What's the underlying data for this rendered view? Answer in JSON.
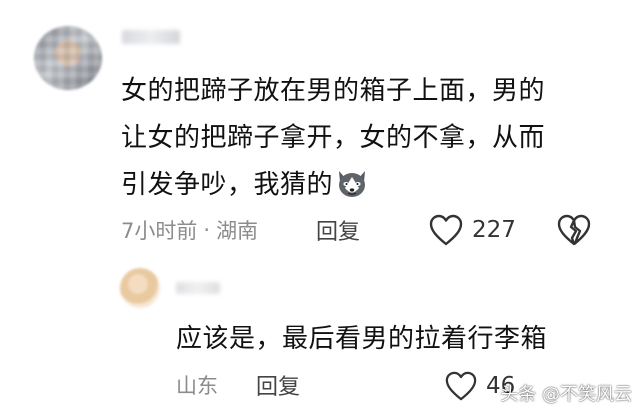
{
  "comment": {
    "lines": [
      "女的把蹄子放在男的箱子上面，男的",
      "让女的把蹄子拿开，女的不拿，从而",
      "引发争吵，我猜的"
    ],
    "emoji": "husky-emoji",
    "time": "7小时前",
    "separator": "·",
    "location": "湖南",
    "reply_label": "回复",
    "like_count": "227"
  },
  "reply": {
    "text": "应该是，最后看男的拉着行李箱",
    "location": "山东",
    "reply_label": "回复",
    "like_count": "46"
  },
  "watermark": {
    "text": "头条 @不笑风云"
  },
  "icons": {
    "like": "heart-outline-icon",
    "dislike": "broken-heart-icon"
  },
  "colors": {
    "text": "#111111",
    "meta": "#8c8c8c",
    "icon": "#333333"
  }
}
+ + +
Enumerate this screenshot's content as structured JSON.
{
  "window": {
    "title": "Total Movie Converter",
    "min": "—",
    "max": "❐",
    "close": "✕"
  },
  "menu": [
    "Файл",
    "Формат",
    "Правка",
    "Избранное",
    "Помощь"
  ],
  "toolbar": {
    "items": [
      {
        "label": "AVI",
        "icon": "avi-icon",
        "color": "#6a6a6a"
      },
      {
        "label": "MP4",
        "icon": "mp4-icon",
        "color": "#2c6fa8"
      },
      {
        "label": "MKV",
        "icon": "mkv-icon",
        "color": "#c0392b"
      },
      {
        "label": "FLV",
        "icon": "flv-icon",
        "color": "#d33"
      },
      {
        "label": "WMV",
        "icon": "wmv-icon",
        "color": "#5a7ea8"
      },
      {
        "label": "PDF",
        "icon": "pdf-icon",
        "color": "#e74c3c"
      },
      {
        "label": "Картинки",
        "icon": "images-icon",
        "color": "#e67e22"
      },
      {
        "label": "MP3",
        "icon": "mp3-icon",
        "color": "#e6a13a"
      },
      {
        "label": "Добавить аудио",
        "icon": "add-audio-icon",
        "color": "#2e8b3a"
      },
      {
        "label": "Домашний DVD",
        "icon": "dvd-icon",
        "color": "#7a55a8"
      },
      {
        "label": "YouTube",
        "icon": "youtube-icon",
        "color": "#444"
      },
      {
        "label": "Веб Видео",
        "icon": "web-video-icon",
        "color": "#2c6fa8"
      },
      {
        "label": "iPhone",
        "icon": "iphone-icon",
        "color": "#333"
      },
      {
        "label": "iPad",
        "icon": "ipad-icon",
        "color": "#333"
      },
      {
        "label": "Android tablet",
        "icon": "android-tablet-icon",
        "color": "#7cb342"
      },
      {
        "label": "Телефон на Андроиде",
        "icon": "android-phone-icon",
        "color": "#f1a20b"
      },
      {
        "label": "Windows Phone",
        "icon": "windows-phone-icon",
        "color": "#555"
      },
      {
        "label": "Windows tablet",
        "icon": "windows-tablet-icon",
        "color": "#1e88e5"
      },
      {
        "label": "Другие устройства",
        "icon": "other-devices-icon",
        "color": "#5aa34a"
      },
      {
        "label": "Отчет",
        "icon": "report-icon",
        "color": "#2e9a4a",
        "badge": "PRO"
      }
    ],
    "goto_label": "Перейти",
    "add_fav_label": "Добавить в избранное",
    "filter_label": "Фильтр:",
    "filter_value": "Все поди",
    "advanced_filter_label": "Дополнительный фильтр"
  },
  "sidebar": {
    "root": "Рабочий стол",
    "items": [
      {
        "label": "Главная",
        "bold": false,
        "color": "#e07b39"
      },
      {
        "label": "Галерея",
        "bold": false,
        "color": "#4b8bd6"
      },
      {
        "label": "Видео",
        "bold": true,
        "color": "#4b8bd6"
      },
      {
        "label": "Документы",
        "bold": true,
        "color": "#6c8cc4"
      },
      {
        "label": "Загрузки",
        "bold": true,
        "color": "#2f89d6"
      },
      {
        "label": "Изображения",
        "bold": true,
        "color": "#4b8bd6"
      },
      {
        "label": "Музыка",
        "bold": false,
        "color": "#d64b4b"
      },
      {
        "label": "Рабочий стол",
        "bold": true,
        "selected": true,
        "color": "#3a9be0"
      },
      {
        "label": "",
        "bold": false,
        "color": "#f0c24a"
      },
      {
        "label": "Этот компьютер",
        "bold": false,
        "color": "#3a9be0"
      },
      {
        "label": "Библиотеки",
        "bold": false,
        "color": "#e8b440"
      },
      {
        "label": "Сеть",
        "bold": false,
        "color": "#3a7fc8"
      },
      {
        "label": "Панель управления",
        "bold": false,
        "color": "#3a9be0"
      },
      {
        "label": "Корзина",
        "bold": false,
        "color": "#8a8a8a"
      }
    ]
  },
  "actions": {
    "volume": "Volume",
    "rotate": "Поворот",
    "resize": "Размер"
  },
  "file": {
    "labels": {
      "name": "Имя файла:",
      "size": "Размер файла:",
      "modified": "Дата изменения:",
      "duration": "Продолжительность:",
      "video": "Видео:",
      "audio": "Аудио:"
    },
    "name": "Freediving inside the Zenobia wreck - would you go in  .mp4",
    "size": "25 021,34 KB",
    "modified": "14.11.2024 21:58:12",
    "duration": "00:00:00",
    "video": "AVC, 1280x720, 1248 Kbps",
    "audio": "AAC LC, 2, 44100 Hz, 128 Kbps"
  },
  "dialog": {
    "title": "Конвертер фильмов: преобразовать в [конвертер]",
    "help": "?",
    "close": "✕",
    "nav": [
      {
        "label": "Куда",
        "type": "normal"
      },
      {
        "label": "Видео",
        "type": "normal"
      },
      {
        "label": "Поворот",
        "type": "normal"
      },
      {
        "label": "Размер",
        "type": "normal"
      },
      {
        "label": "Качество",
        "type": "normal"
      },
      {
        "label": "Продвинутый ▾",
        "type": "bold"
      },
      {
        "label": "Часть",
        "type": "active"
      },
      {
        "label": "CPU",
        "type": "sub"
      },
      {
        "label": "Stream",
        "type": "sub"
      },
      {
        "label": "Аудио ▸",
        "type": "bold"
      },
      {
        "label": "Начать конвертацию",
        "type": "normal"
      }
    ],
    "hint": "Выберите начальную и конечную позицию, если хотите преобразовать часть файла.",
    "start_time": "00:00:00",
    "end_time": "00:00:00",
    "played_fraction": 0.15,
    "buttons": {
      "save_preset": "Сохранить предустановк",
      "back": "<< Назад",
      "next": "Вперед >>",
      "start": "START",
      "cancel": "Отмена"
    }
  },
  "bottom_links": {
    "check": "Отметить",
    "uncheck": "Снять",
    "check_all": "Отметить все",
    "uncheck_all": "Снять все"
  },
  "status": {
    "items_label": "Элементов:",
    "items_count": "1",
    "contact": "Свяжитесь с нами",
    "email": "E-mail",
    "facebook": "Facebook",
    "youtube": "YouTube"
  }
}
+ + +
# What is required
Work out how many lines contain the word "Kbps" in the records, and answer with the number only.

# Exercise result
2